This is a neat time of year. It's starting to get sunny and warm enough to try a few bike rides yet there's still enough snow in the mountains to go skiing.

Best of both worlds.


I have to admit it and I hate to admit it but Mrs. MTBMan1 is more brave than I.

She's always the faster one on the ski hills and not just because of skill but because of her fearlessness.

She relishes the thrill of the risk.

I was confronted with this realization last Tuesday on the summit of Whiteface.

While she was enjoying the views and suggesting I take pictures of this and that, I was just annoyed because my attention was consumed by what looked like sheer drops on all sides. I wanted to get on with it and get it over with.

For me, it's because of the unknown. We knew there were intermediate trails from the summit and we intended to take those but there's intermediate and INTERMEDIATE. These trail difficulty designations are somewhat subjective and vary quite a bit from mountain to mountain.

Generally, on the bigger mountains, intermediate trails are going to be tougher and steeper than on the smaller resorts.

Also, difficulty varies with the conditions. A trail that's icy or is slushy crud is going to be harder than first tracks on a groomed trail with soft, packed powder underneath.

So anyhow, the trail was great. While it was late morning and the grooming was no longer pristine, the snow was soft and manageable.

From the top we took Riva Ridge to Paron's Run then John's Bypass to connector to Victoria. On Paron's Run I slid out once but no real problem. Victoria gave me my first trouble and faceplant. It was steep and bumpy. Not real moguls but enough of a challenge for me to take it cautiously. I'm getting better at picking out a line in this stuff but I think sometimes I'm a little too far forward of a skier and not light enough on my feet.
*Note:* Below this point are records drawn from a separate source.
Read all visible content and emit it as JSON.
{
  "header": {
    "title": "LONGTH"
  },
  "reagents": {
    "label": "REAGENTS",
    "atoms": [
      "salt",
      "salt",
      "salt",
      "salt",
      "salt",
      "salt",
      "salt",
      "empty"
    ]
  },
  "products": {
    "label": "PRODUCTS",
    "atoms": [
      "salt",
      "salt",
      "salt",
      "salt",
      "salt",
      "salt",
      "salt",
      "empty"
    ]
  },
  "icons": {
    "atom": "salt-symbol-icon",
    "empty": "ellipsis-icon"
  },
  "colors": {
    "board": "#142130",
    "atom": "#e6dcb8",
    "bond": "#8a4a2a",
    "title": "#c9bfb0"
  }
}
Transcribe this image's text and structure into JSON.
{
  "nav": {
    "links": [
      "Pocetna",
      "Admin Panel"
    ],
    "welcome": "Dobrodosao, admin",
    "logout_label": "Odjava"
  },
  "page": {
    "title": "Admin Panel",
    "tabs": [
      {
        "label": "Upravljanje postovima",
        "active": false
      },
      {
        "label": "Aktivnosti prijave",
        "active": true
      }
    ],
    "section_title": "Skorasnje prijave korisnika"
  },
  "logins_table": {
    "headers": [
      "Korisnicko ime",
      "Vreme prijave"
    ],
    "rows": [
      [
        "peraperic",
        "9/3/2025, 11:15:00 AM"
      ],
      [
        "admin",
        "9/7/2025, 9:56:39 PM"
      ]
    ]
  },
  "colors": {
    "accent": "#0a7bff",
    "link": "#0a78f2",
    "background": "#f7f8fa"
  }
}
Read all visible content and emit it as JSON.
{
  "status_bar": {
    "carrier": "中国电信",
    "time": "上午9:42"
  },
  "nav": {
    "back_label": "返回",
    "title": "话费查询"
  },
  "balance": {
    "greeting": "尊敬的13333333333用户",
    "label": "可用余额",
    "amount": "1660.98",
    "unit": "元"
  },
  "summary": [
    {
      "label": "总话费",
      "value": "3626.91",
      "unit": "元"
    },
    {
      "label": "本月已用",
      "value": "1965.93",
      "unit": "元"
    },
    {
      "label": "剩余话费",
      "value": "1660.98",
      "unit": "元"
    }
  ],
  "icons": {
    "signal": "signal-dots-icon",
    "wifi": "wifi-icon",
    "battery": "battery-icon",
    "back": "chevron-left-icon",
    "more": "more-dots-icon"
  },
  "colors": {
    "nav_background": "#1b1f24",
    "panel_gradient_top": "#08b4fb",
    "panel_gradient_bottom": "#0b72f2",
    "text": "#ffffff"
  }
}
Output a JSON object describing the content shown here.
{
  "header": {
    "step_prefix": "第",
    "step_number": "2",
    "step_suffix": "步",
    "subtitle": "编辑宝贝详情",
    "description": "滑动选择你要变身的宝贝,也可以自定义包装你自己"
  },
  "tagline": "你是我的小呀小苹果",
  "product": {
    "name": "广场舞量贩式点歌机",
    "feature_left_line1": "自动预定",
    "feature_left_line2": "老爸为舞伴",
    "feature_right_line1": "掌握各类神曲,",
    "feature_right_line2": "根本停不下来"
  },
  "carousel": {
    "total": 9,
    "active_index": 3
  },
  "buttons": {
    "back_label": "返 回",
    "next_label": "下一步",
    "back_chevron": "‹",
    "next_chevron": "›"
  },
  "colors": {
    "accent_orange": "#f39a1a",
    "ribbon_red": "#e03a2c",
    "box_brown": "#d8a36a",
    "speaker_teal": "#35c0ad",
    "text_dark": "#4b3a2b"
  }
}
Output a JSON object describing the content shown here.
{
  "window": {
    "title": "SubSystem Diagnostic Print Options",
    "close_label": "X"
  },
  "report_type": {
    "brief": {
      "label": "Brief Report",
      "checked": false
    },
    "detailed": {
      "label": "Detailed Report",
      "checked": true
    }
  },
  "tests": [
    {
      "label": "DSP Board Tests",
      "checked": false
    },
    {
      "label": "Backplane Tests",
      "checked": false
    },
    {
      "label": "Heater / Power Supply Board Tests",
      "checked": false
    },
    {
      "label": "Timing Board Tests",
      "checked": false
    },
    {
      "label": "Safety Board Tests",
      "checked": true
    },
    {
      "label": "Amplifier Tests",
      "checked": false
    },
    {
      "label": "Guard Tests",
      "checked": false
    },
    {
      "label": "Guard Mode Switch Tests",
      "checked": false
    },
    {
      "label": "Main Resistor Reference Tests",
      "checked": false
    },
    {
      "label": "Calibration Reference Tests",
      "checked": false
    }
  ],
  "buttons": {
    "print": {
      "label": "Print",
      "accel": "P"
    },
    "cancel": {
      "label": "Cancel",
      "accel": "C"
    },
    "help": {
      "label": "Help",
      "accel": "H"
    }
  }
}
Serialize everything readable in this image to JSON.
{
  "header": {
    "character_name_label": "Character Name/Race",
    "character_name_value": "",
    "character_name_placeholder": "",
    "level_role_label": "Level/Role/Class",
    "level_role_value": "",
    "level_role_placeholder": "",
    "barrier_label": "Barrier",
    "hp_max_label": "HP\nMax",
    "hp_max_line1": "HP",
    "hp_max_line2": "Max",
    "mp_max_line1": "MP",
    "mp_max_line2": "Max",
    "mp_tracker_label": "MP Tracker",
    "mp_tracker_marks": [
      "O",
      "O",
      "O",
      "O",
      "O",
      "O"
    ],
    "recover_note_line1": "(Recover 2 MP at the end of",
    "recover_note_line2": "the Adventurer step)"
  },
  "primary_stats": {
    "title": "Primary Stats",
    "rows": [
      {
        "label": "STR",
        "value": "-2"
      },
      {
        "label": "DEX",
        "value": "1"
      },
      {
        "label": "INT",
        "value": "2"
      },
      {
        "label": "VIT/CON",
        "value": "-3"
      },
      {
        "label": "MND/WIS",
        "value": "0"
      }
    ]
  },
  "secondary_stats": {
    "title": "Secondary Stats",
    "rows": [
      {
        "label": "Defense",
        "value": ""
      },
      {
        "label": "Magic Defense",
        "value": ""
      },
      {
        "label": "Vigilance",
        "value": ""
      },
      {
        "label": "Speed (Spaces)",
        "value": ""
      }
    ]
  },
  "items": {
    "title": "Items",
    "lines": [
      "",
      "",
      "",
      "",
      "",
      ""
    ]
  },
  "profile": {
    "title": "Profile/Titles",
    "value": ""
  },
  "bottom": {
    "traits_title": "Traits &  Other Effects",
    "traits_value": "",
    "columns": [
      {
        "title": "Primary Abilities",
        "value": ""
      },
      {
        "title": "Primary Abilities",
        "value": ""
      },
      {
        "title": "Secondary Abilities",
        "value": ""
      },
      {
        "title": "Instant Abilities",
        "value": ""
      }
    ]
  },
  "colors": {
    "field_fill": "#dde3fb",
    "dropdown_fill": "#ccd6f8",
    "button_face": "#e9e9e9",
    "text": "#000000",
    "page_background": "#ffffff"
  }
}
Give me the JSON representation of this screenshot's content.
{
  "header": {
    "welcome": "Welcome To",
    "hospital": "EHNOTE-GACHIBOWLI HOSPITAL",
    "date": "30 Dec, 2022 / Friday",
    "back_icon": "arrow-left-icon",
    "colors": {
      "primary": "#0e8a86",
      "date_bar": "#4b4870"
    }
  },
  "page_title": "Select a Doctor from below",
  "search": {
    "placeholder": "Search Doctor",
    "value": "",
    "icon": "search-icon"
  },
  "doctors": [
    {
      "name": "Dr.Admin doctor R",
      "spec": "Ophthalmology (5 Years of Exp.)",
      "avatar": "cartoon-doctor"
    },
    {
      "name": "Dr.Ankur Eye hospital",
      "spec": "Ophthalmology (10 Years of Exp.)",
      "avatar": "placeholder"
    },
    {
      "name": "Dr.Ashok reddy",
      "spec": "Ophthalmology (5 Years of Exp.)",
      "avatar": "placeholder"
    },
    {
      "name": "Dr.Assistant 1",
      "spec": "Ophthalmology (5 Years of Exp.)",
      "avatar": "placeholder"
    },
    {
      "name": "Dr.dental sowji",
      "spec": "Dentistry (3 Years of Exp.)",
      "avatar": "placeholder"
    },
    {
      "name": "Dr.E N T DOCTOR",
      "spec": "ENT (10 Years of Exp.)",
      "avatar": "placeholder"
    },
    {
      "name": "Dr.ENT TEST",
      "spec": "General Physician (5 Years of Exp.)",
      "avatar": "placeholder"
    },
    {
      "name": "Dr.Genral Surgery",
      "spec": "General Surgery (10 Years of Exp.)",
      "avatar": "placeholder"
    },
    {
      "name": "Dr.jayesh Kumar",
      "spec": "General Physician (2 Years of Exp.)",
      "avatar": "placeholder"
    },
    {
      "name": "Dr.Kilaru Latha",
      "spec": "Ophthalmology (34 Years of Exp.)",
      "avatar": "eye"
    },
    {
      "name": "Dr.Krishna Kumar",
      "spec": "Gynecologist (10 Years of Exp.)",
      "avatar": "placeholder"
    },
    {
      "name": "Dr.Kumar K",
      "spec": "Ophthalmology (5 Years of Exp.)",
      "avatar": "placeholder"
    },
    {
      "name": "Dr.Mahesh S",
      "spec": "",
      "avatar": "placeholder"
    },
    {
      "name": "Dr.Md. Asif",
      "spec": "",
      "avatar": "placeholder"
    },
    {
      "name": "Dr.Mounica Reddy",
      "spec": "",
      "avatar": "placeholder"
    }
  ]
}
Anyway I hit a pile of crud on a bump and clipped out of one ski. Face forward down the hill. Then it's a steep walk up hill carrying one ski and poles to retrieve my other ski.

I suppose I could have left my ski and poles downhill. That would have made it easier climbing. Before I got to it, another skier on the way down picked up and brought me my ski. Thanks.

While it's easier getting up on a steep slope I have trouble clipping back into my skis. I thought I had them clipped in but when I took off, the one ski fell right off again.

I often marvel at other skiers how relaxed and natural they look sliding down a slope that has me white-knuckling. They look like they're going comfortably slow and not working hard.

If I make turns often enough to maintain a comfortable speed, I find it very tiring and can't maintain it for too long. So I wind up either going too fast for comfort or doing wide traverses across the slope face which is even more unstable and tiring.

I'm sure losing some weight will help. Less for gravity to pull and less for me to resist.

Similarly, when we took The Wilmington Trail from the top of Lookout Mountain, it started out pretty flat
but then has 4 or 5 steep, narrow and bumpy sections that discouraged me to look at them. Also the left side of the trail was all drop off with an orange fence
but the fence wouldn't hold you if you hit it head on.

Mrs. MTBMan1 was still enjoying it though even though it was a challenge for her too.

I enjoyed it too, in retrospect. I wish I could take another crack at it now that I know what to expect. But Whiteface is too expensive for us without free or heavily discounted tickets.

So I'm cautious. I'm not saying I'm going to change or even want to change. As my skill improves, so will my confidence, so that part will change.

Mrs. MTBMan1 is a risk taker and I'm not.

That's just the way it is.